Material provided:
# # # #
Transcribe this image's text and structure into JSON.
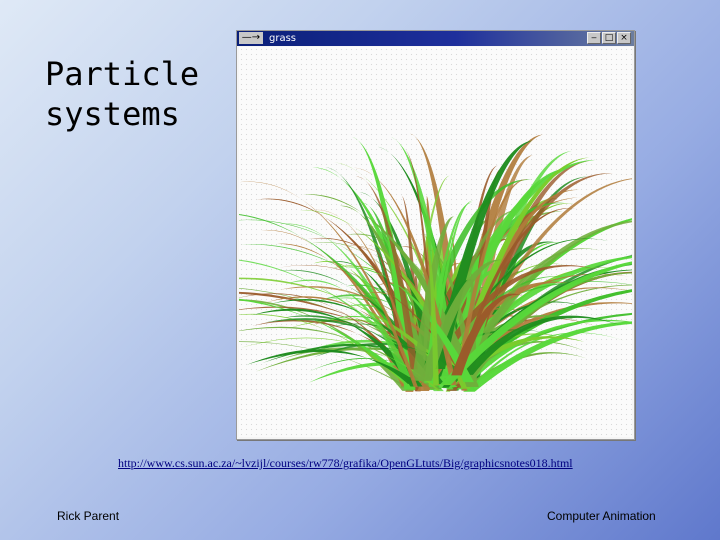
{
  "slide": {
    "title_line1": "Particle",
    "title_line2": "systems",
    "link": "http://www.cs.sun.ac.za/~lvzijl/courses/rw778/grafika/OpenGLtuts/Big/graphicsnotes018.html",
    "author": "Rick Parent",
    "course": "Computer Animation"
  },
  "window": {
    "title": "grass",
    "menu_glyph": "—→",
    "min_glyph": "‒",
    "max_glyph": "□",
    "close_glyph": "×",
    "image_icon": "grass-particle-render-icon"
  },
  "colors": {
    "background_light": "#dfe9f6",
    "background_dark": "#5f78cc",
    "link": "#000080",
    "titlebar": "#0a1f78",
    "grass": [
      "#1e8c1e",
      "#3fbf2a",
      "#7acc2c",
      "#9a5a2a",
      "#b07b3a",
      "#6fae3b",
      "#58d83a"
    ]
  }
}
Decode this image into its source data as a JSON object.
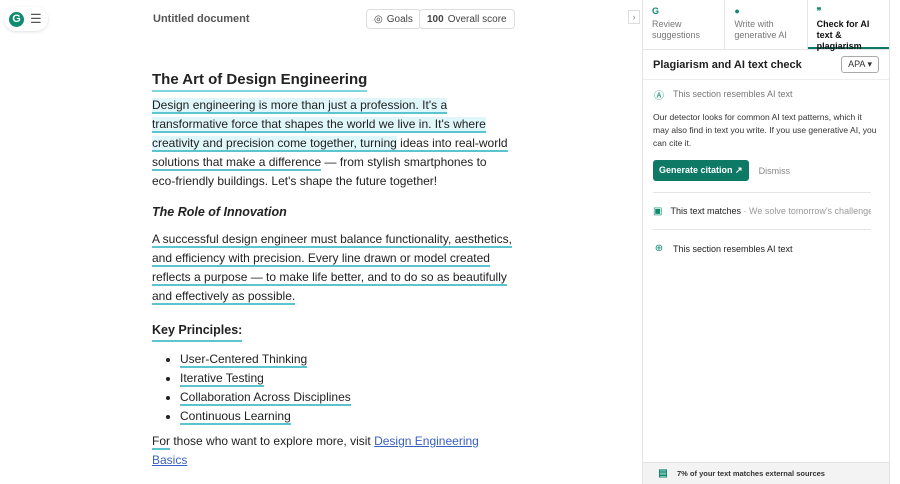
{
  "header": {
    "title": "Untitled document",
    "goals_label": "Goals",
    "score_value": "100",
    "score_label": "Overall score"
  },
  "doc": {
    "title": "The Art of Design Engineering",
    "p1_a": "Design engineering is more than just a profession. It's a transformative force that shapes the world we live in. It's where creativity and precision come together, turning",
    "p1_b": " ideas into real-world solutions that make a difference",
    "p1_c": " — from stylish smartphones to eco-friendly buildings. Let's shape the future together!",
    "h2": "The Role of Innovation",
    "p2": "A successful design engineer must balance functionality, aesthetics, and efficiency with precision. Every line drawn or model created reflects a purpose — to make life better, and to do so as beautifully and effectively as possible.",
    "h3": "Key Principles:",
    "principles": [
      "User-Centered Thinking",
      "Iterative Testing",
      "Collaboration Across Disciplines",
      "Continuous Learning"
    ],
    "p3_a": "For",
    "p3_b": " those who want to explore more, visit ",
    "link": "Design Engineering Basics"
  },
  "panel": {
    "tabs": [
      {
        "label": "Review suggestions"
      },
      {
        "label": "Write with generative AI"
      },
      {
        "label": "Check for AI text & plagiarism"
      }
    ],
    "heading": "Plagiarism and AI text check",
    "citation_style": "APA",
    "ai_notice": "This section resembles AI text",
    "description": "Our detector looks for common AI text patterns, which it may also find in text you write. If you use generative AI, you can cite it.",
    "generate_citation": "Generate citation",
    "dismiss": "Dismiss",
    "items": [
      {
        "label": "This text matches",
        "detail": " · We solve tomorrow's challenge..."
      },
      {
        "label": "This section resembles AI text",
        "detail": ""
      }
    ],
    "footer": "7% of your text matches external sources"
  }
}
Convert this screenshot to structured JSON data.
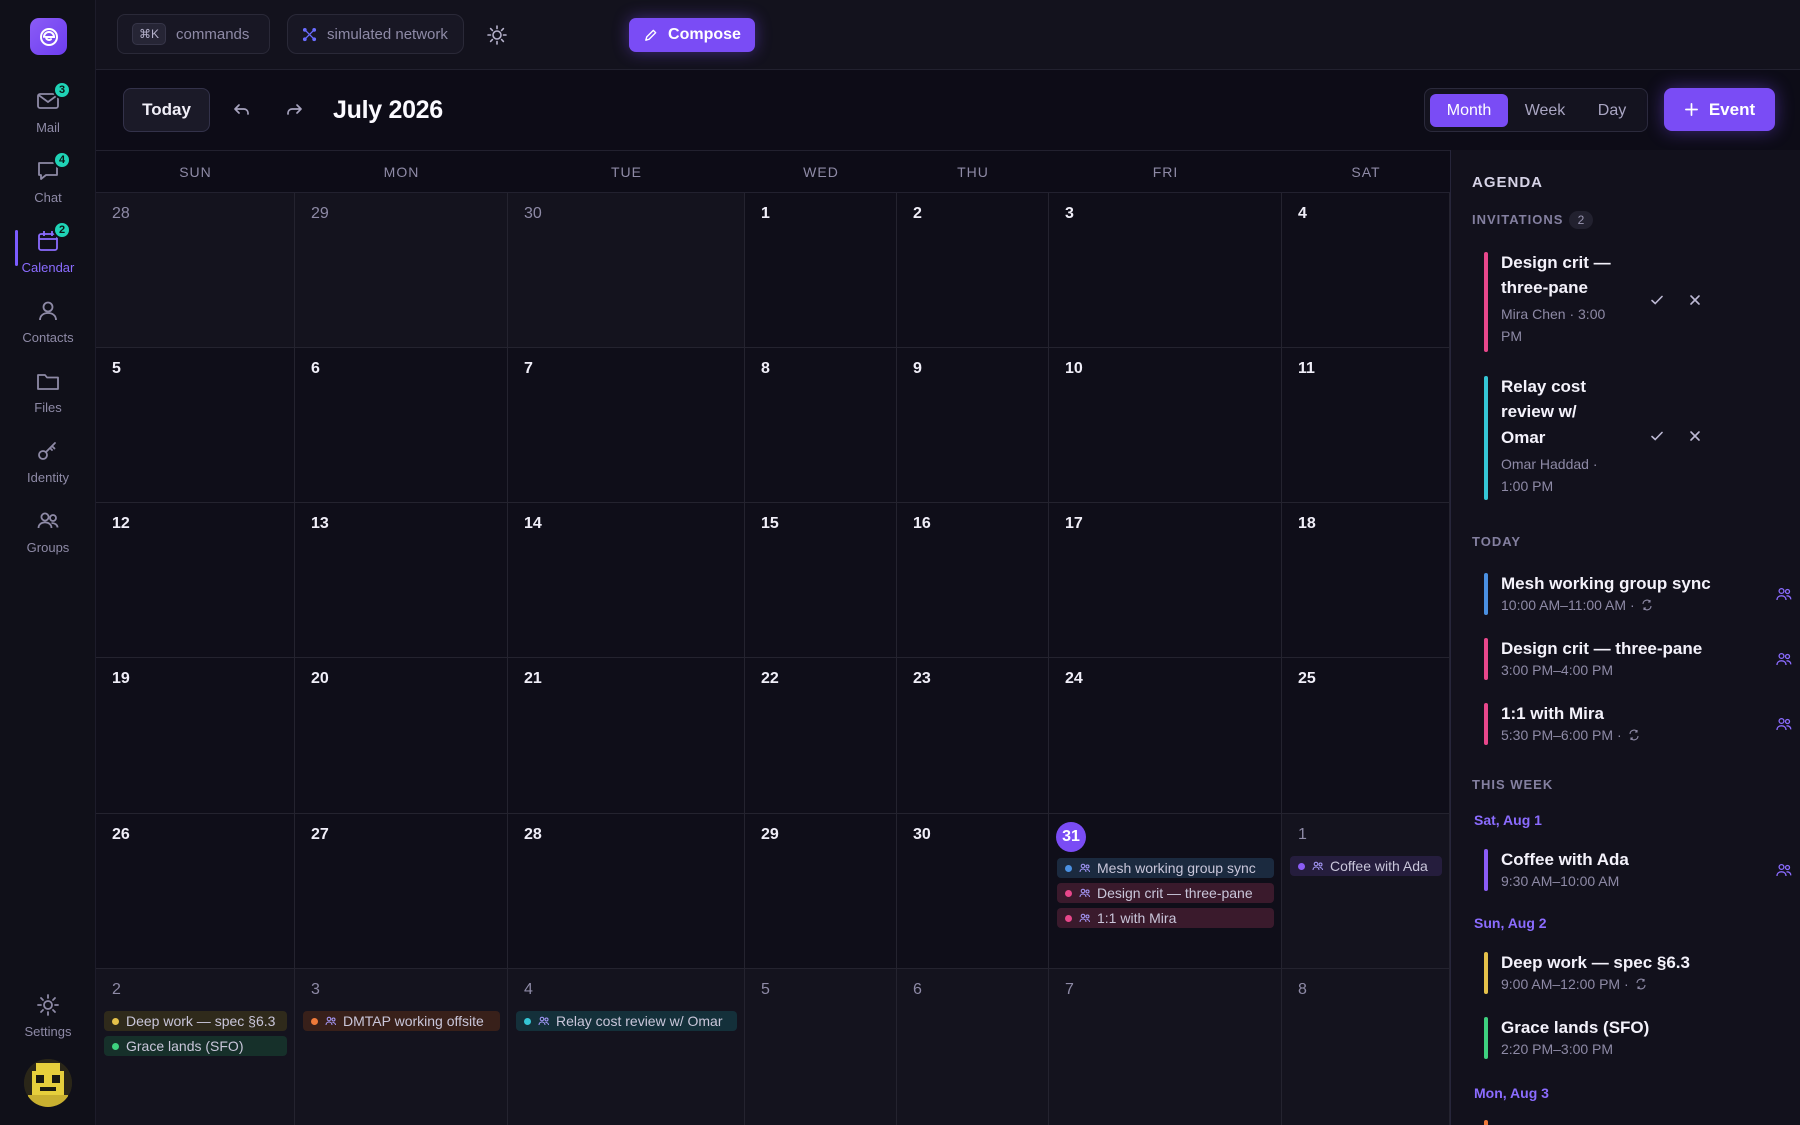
{
  "rail": {
    "items": [
      {
        "label": "Mail",
        "badge": "3"
      },
      {
        "label": "Chat",
        "badge": "4"
      },
      {
        "label": "Calendar",
        "badge": "2"
      },
      {
        "label": "Contacts"
      },
      {
        "label": "Files"
      },
      {
        "label": "Identity"
      },
      {
        "label": "Groups"
      }
    ],
    "settings_label": "Settings"
  },
  "topbar": {
    "kbd": "⌘K",
    "commands_label": "commands",
    "network_label": "simulated network",
    "compose_label": "Compose"
  },
  "toolbar": {
    "today_label": "Today",
    "month_title": "July 2026",
    "views": [
      "Month",
      "Week",
      "Day"
    ],
    "active_view": "Month",
    "event_label": "Event"
  },
  "calendar": {
    "weekdays": [
      "SUN",
      "MON",
      "TUE",
      "WED",
      "THU",
      "FRI",
      "SAT"
    ],
    "weeks": [
      [
        "28",
        "29",
        "30",
        "1",
        "2",
        "3",
        "4"
      ],
      [
        "5",
        "6",
        "7",
        "8",
        "9",
        "10",
        "11"
      ],
      [
        "12",
        "13",
        "14",
        "15",
        "16",
        "17",
        "18"
      ],
      [
        "19",
        "20",
        "21",
        "22",
        "23",
        "24",
        "25"
      ],
      [
        "26",
        "27",
        "28",
        "29",
        "30",
        "31",
        "1"
      ],
      [
        "2",
        "3",
        "4",
        "5",
        "6",
        "7",
        "8"
      ]
    ],
    "events": {
      "jul31": [
        {
          "title": "Mesh working group sync",
          "color": "#4a90e2",
          "bg": "#1b2a3f",
          "group": true
        },
        {
          "title": "Design crit — three-pane",
          "color": "#e8478b",
          "bg": "#3a1a2c",
          "group": true
        },
        {
          "title": "1:1 with Mira",
          "color": "#e8478b",
          "bg": "#3a1a2c",
          "group": true
        }
      ],
      "aug1": [
        {
          "title": "Coffee with Ada",
          "color": "#8b5cf6",
          "bg": "#251d3d",
          "group": true
        }
      ],
      "aug2": [
        {
          "title": "Deep work — spec §6.3",
          "color": "#e5c14a",
          "bg": "#2f2a1b",
          "group": false
        },
        {
          "title": "Grace lands (SFO)",
          "color": "#3ed17f",
          "bg": "#16302a",
          "group": false
        }
      ],
      "aug3": [
        {
          "title": "DMTAP working offsite",
          "color": "#ef7a3a",
          "bg": "#38201a",
          "group": true
        }
      ],
      "aug4": [
        {
          "title": "Relay cost review w/ Omar",
          "color": "#35c6d6",
          "bg": "#14303a",
          "group": true
        }
      ]
    }
  },
  "agenda": {
    "title": "AGENDA",
    "invitations_label": "INVITATIONS",
    "invitations_count": "2",
    "invitations": [
      {
        "title_line1": "Design crit —",
        "title_line2": "three-pane",
        "sub_line1": "Mira Chen · 3:00",
        "sub_line2": "PM",
        "color": "#e8478b"
      },
      {
        "title_line1": "Relay cost",
        "title_line2": "review w/",
        "title_line3": "Omar",
        "sub_line1": "Omar Haddad ·",
        "sub_line2": "1:00 PM",
        "color": "#35c6d6"
      }
    ],
    "today_label": "TODAY",
    "today": [
      {
        "title": "Mesh working group sync",
        "time": "10:00 AM–11:00 AM ·",
        "color": "#4a90e2"
      },
      {
        "title": "Design crit — three-pane",
        "time": "3:00 PM–4:00 PM",
        "color": "#e8478b"
      },
      {
        "title": "1:1 with Mira",
        "time": "5:30 PM–6:00 PM ·",
        "color": "#e8478b"
      }
    ],
    "week_label": "THIS WEEK",
    "days": [
      {
        "label": "Sat, Aug 1"
      },
      {
        "label": "Sun, Aug 2"
      },
      {
        "label": "Mon, Aug 3"
      }
    ],
    "week_events": [
      {
        "title": "Coffee with Ada",
        "time": "9:30 AM–10:00 AM",
        "color": "#8b5cf6"
      },
      {
        "title": "Deep work — spec §6.3",
        "time": "9:00 AM–12:00 PM ·",
        "color": "#e5c14a"
      },
      {
        "title": "Grace lands (SFO)",
        "time": "2:20 PM–3:00 PM",
        "color": "#3ed17f"
      },
      {
        "color": "#ef7a3a"
      }
    ]
  }
}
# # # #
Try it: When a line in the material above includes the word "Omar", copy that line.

Solution for this task:
          "title": "Relay cost review w/ Omar",
        "title_line3": "Omar",
        "sub_line1": "Omar Haddad ·",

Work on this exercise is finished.